Second, and more pressingly, celebrating Holy Eucharist without distributing it to be consumed by the whole of the gathered body, the Church, would be akin to the Israelites sacrificing lambs in Egypt at the first Passover without bothering to mark their homes with blood. To give thanks and break bread without distributing the body is to divide body from spirit. “It is the act of distributing that creates community.” In other words, Communion without Communication reduces the sacrament to an idol. It sentimentalizes and trivializes the Paschal Mystery in such a way that we keep ourselves from the Sacrament of all Sacraments who is, as Ambrose proclaimed in the 4th Century, Jesus himself. The real sacrament is the person Jesus, who becomes the grain of wheat that falls to the ground and dies, bearing life and fruit for all. Jesus will go on to say that, “If anyone serves me let him follow me, and where I am there my servant will be as well.” To feast on Christ is to feast on Christ at once by ingesting divinity through the Eucharist and to become Eucharist by presenting ourselves as a living sacrifice to God, which, says Paul in his letter to the Romans, is the meaning of worship.
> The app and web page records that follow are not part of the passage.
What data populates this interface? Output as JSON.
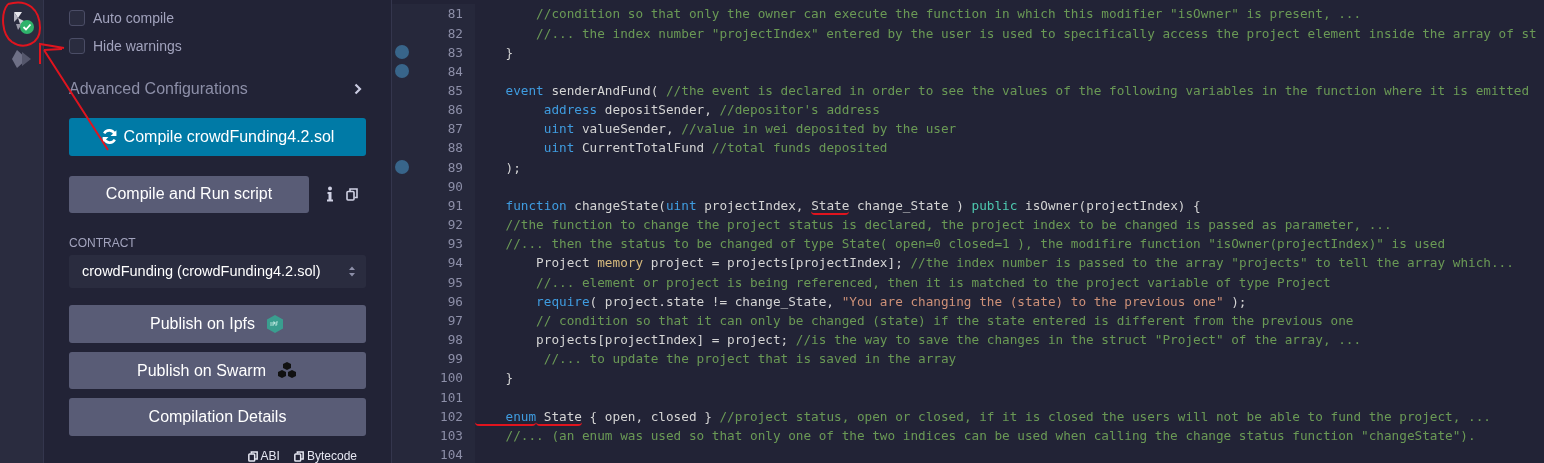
{
  "icon_bar": {
    "items": [
      {
        "kind": "compiler",
        "selected": true
      },
      {
        "kind": "deploy",
        "selected": false
      }
    ]
  },
  "compiler_panel": {
    "options": [
      {
        "label": "Auto compile",
        "checked": false
      },
      {
        "label": "Hide warnings",
        "checked": false
      }
    ],
    "advanced": {
      "label": "Advanced Configurations",
      "expanded": false
    },
    "compile_button": "Compile crowdFunding4.2.sol",
    "run_button": "Compile and Run script",
    "contract": {
      "label": "CONTRACT",
      "value": "crowdFunding (crowdFunding4.2.sol)"
    },
    "publish_buttons": [
      {
        "label": "Publish on Ipfs",
        "kind": "ipfs"
      },
      {
        "label": "Publish on Swarm",
        "kind": "swarm"
      },
      {
        "label": "Compilation Details",
        "kind": "plain"
      }
    ],
    "copy_links": [
      "ABI",
      "Bytecode"
    ]
  },
  "editor": {
    "lines": [
      {
        "number": "81",
        "breakpoint": false,
        "tokens": [
          {
            "kind": "comment",
            "underlined": false,
            "text": "        //condition so that only the owner can execute the function in which this modifier \"isOwner\" is present, ..."
          }
        ]
      },
      {
        "number": "82",
        "breakpoint": false,
        "tokens": [
          {
            "kind": "comment",
            "underlined": false,
            "text": "        //... the index number \"projectIndex\" entered by the user is used to specifically access the project element inside the array of st"
          }
        ]
      },
      {
        "number": "83",
        "breakpoint": true,
        "tokens": [
          {
            "kind": "plain",
            "underlined": false,
            "text": "    }"
          }
        ]
      },
      {
        "number": "84",
        "breakpoint": true
      },
      {
        "number": "85",
        "breakpoint": false,
        "tokens": [
          {
            "kind": "keyword",
            "underlined": false,
            "text": "    event"
          },
          {
            "kind": "plain",
            "underlined": false,
            "text": " senderAndFund( "
          },
          {
            "kind": "comment",
            "underlined": false,
            "text": "//the event is declared in order to see the values of the following variables in the function where it is emitted"
          }
        ]
      },
      {
        "number": "86",
        "breakpoint": false,
        "tokens": [
          {
            "kind": "keyword",
            "underlined": false,
            "text": "         address"
          },
          {
            "kind": "plain",
            "underlined": false,
            "text": " depositSender, "
          },
          {
            "kind": "comment",
            "underlined": false,
            "text": "//depositor's address"
          }
        ]
      },
      {
        "number": "87",
        "breakpoint": false,
        "tokens": [
          {
            "kind": "keyword",
            "underlined": false,
            "text": "         uint"
          },
          {
            "kind": "plain",
            "underlined": false,
            "text": " valueSender, "
          },
          {
            "kind": "comment",
            "underlined": false,
            "text": "//value in wei deposited by the user"
          }
        ]
      },
      {
        "number": "88",
        "breakpoint": false,
        "tokens": [
          {
            "kind": "keyword",
            "underlined": false,
            "text": "         uint"
          },
          {
            "kind": "plain",
            "underlined": false,
            "text": " CurrentTotalFund "
          },
          {
            "kind": "comment",
            "underlined": false,
            "text": "//total funds deposited"
          }
        ]
      },
      {
        "number": "89",
        "breakpoint": true,
        "tokens": [
          {
            "kind": "plain",
            "underlined": false,
            "text": "    );"
          }
        ]
      },
      {
        "number": "90",
        "breakpoint": false
      },
      {
        "number": "91",
        "breakpoint": false,
        "tokens": [
          {
            "kind": "keyword",
            "underlined": false,
            "text": "    function"
          },
          {
            "kind": "plain",
            "underlined": false,
            "text": " changeState("
          },
          {
            "kind": "keyword",
            "underlined": false,
            "text": "uint"
          },
          {
            "kind": "plain",
            "underlined": false,
            "text": " projectIndex, "
          },
          {
            "kind": "plain",
            "underlined": true,
            "text": "State"
          },
          {
            "kind": "plain",
            "underlined": false,
            "text": " change_State ) "
          },
          {
            "kind": "modifier",
            "underlined": false,
            "text": "public"
          },
          {
            "kind": "plain",
            "underlined": false,
            "text": " isOwner(projectIndex) {"
          }
        ]
      },
      {
        "number": "92",
        "breakpoint": false,
        "tokens": [
          {
            "kind": "comment",
            "underlined": false,
            "text": "    //the function to change the project status is declared, the project index to be changed is passed as parameter, ..."
          }
        ]
      },
      {
        "number": "93",
        "breakpoint": false,
        "tokens": [
          {
            "kind": "comment",
            "underlined": false,
            "text": "    //... then the status to be changed of type State( open=0 closed=1 ), the modifire function \"isOwner(projectIndex)\" is used"
          }
        ]
      },
      {
        "number": "94",
        "breakpoint": false,
        "tokens": [
          {
            "kind": "plain",
            "underlined": false,
            "text": "        Project "
          },
          {
            "kind": "storage",
            "underlined": false,
            "text": "memory"
          },
          {
            "kind": "plain",
            "underlined": false,
            "text": " project = projects[projectIndex]; "
          },
          {
            "kind": "comment",
            "underlined": false,
            "text": "//the index number is passed to the array \"projects\" to tell the array which..."
          }
        ]
      },
      {
        "number": "95",
        "breakpoint": false,
        "tokens": [
          {
            "kind": "comment",
            "underlined": false,
            "text": "        //... element or project is being referenced, then it is matched to the project variable of type Project"
          }
        ]
      },
      {
        "number": "96",
        "breakpoint": false,
        "tokens": [
          {
            "kind": "keyword",
            "underlined": false,
            "text": "        require"
          },
          {
            "kind": "plain",
            "underlined": false,
            "text": "( project.state != change_State, "
          },
          {
            "kind": "string",
            "underlined": false,
            "text": "\"You are changing the (state) to the previous one\""
          },
          {
            "kind": "plain",
            "underlined": false,
            "text": " );"
          }
        ]
      },
      {
        "number": "97",
        "breakpoint": false,
        "tokens": [
          {
            "kind": "comment",
            "underlined": false,
            "text": "        // condition so that it can only be changed (state) if the state entered is different from the previous one"
          }
        ]
      },
      {
        "number": "98",
        "breakpoint": false,
        "tokens": [
          {
            "kind": "plain",
            "underlined": false,
            "text": "        projects[projectIndex] = project; "
          },
          {
            "kind": "comment",
            "underlined": false,
            "text": "//is the way to save the changes in the struct \"Project\" of the array, ..."
          }
        ]
      },
      {
        "number": "99",
        "breakpoint": false,
        "tokens": [
          {
            "kind": "comment",
            "underlined": false,
            "text": "         //... to update the project that is saved in the array"
          }
        ]
      },
      {
        "number": "100",
        "breakpoint": false,
        "tokens": [
          {
            "kind": "plain",
            "underlined": false,
            "text": "    }"
          }
        ]
      },
      {
        "number": "101",
        "breakpoint": false
      },
      {
        "number": "102",
        "breakpoint": false,
        "tokens": [
          {
            "kind": "keyword",
            "underlined": true,
            "text": "    enum"
          },
          {
            "kind": "plain",
            "underlined": true,
            "text": " State"
          },
          {
            "kind": "plain",
            "underlined": false,
            "text": " { open, closed } "
          },
          {
            "kind": "comment",
            "underlined": false,
            "text": "//project status, open or closed, if it is closed the users will not be able to fund the project, ..."
          }
        ]
      },
      {
        "number": "103",
        "breakpoint": false,
        "tokens": [
          {
            "kind": "comment",
            "underlined": false,
            "text": "    //... (an enum was used so that only one of the two indices can be used when calling the change status function \"changeState\")."
          }
        ]
      },
      {
        "number": "104",
        "breakpoint": false
      }
    ]
  }
}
If Jesus is the image of the invisible God, and we, as so many great theologians have argued, are the image of the Image—Christ, then our sacramental mode of participation in Christ is a way of love irreducible to, even if inseparable from, the Eucharistic bread and wine and its celebration. Any anxiety we have about not receiving Eucharist on Easter Sunday or the Eucharist not being celebrated on Easter Sunday objectifies the sacrament in such a way divorces this feast from its church-making purpose in Christ. It separates the horizontal from the vertical, which God in Christ has inseparably linked.
Our attention in this particular day and hour is, perhaps, best directed toward an understanding of human nature that runs seamlessly through the writings of the Church Fathers, bearing weight and wisdom for life in any age, and that is this: we are made in the image and likeness of God, as we read in the first book of Genesis; the image is who we are at our core; the likeness is our capacity to make-manifest the image of God that we are, for the life of the world, to the glory of God. As Irenaeas said long ago, “The glory of God is the human fully alive.” To be fully alive is to become in likeness—in our way of life, an image of the Image we are. As St. Chysostom said, it is to become “little christs.”
Considering the Eucharistic celebration in its ontological place does not allow us to separate image from likeness. It does not permit us to divide body and soul, heart from mind, substance from accident, the flesh of Christ from the Body of the Church, or the gift of God from the offering of the faithful. And Paul’s admonition to the Corinthians, only modestly embellished here with pastoral license, is important to remember: “When convening to eat, wait for each other.”
God waits for us with “patience exquisite,” which, says Gerard Manley Hopkins, “plumes to Peace thereafter.” And this peace, Hopkins continues, “comes with work to do, he does not come to coo, / He comes to brood and sit.” Perhaps instead of worrying anxiously about livestreaming Holy Communion we might better make use of this newfound time so many of us have to become Eucharist, and to inhabit the Peace that gives patience exquisite, the peace that bears fruit as we open ourselves to the possibilities of communing with the Holy in our midst.
 Summa Theologiae III, q.73, a.3
 Joseph Ratzinger, Jesus of Nazareth, Part II: Holy Week (San Francisco: Ignatius Press, 2011), 114.
 Ibid., 113-114.
 1 Cor. 5.7. All scripture references are from The New Testament, trans. David Bentley Hart (New Haven: Yale University Press, 2017).
 1 Cor. 5.8.
 Dietrich von Hildebrand, Liturgy and Personality (Steubenville: Hildebrand Project, 2016), 63-78.
 Ratzinger, Jesus of Nazareth, Part II, 131.
 John 12.24.
 John 12.26.
 Romans 12.1
 Colossians 1.15.
 Ratizinger, 131.
 Genesis 1.26-27.
 1 Corinthians 11.33.
 Peace, Gerard Manley Hopkins.